No legal justification


Though on biblical grounds I agree with her in opposing same-sex marriage, I don't believe she has a leg to stand on to defy the State and the rule of law. She has a right to resign from the job or to quite properly and justifiably disclaim personal culpability in issuing that gay licence. She is issuing those licences in the name of the State, not her own name. She is not the one authorising same-sex marriage. She is merely carrying out what the final constitutional authority in the country has decided.

Under Kentucky law, county clerks are responsible for issuing marriage licences. Kim Davis not only refuses to issue any such licences to gay couples since the Supreme Court made gay marriage legal, but she has refused to allow her staff to do so because her name has to appear on the licence. So she says even if she herself does not sign the copy, her name appears and she can't allow any licence leaving that office with her name affixed.

Now that presents a serious problem for the rule of law when federal law gives people the right to marry and someone decides that her religious beliefs forbid that so they can't get married. What if county clerks in other jurisdictions decide to follow suit? Wouldn't that be anarchy and the breakdown of the rule of law? What if a county clerk who belongs to a racist sect refuses to issue licences to interracial couples on the grounds of religious conscience? Should that be honoured, too? Christians have to accept that they are living in secular, pluralistic states. They are exiles. They have no right to demand that biblical law be the law of the land, and they have no right to impose that on others.

I read the judgment of the case brought against Kim Davis. In it, District Judge David Bunning, who ruled against her, argued his case compellingly. He said: "Our form of government will not survive unless we, as a society, agree to respect the US Supreme Court's decisions regardless of our personal opinions. Davis is certainly free to disagree with the court's opinion, as many Americans likely do, but that does not excuse her from complying with it. To hold otherwise would set a dangerous precedent." I totally agree. That would be anarchy.


Christians must reason


Religious people have to be careful not to bring Christianity into further disrepute and to make rational people see us as a nuisance. We must reason well. Judge Bunning demolishes her every argument in his tightly reasoned judgment. The judge said: "Davis repeatedly states that the act of issuing these licences requires her to 'authorise' same-sex marriage. A close inspection of the form refutes this assertion. The form does not require the county clerk to condone or endorse same-sex marriage on religious or moral grounds. It simply asks the clerk to certify that the information provided is accurate and that the couple is qualified to marry under Kentucky law. Davis' religious convictions have no bearing on this purely legal inquiry. It is not a sign of moral or religious approval."

This is precisely why she can issue those licences with a clear conscience that it is not she who is authorising same-sex marriage. She is not a minister of religion being forced to pronounce God's blessing on the union. She is an agent of the state blamelessly and dutifully passing on a licence the state grants when certain conditions are fulfilled. This involves no compromise or 'sell-out'.
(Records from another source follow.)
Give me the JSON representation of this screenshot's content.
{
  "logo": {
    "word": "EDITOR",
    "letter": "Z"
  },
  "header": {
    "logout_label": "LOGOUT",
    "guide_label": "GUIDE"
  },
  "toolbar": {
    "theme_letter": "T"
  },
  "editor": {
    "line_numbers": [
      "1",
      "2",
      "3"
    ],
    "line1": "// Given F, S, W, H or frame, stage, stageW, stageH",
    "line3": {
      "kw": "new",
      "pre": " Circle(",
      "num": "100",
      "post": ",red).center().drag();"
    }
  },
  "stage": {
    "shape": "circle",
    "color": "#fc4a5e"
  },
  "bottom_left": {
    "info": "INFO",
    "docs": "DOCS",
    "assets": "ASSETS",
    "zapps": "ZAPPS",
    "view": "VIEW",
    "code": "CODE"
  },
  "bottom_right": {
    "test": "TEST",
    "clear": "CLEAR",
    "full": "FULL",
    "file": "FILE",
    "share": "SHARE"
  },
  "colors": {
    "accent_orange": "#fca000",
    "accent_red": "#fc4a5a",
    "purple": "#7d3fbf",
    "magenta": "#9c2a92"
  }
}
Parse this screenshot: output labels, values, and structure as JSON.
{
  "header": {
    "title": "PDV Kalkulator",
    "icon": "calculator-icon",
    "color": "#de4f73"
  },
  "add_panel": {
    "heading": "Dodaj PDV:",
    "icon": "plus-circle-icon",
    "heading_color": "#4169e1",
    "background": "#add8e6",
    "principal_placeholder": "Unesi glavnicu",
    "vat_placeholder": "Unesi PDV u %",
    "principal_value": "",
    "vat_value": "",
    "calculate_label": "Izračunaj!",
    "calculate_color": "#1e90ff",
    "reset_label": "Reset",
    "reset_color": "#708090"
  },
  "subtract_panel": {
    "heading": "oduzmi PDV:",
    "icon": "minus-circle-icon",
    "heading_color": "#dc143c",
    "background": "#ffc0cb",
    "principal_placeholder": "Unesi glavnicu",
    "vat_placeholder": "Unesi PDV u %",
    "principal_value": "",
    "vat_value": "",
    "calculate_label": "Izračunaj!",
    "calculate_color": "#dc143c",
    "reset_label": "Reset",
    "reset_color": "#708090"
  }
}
No more than Christians at the tax office collecting taxes from gambling establishments or 'Back Road' hoteliers. If Davis feels she is violating her conscience, resign. But you can't hold people ransom and defy the law of the land while holding a government office.

- Ian Boyne is a veteran journalist working with the Jamaica Information Service. Email feedback to and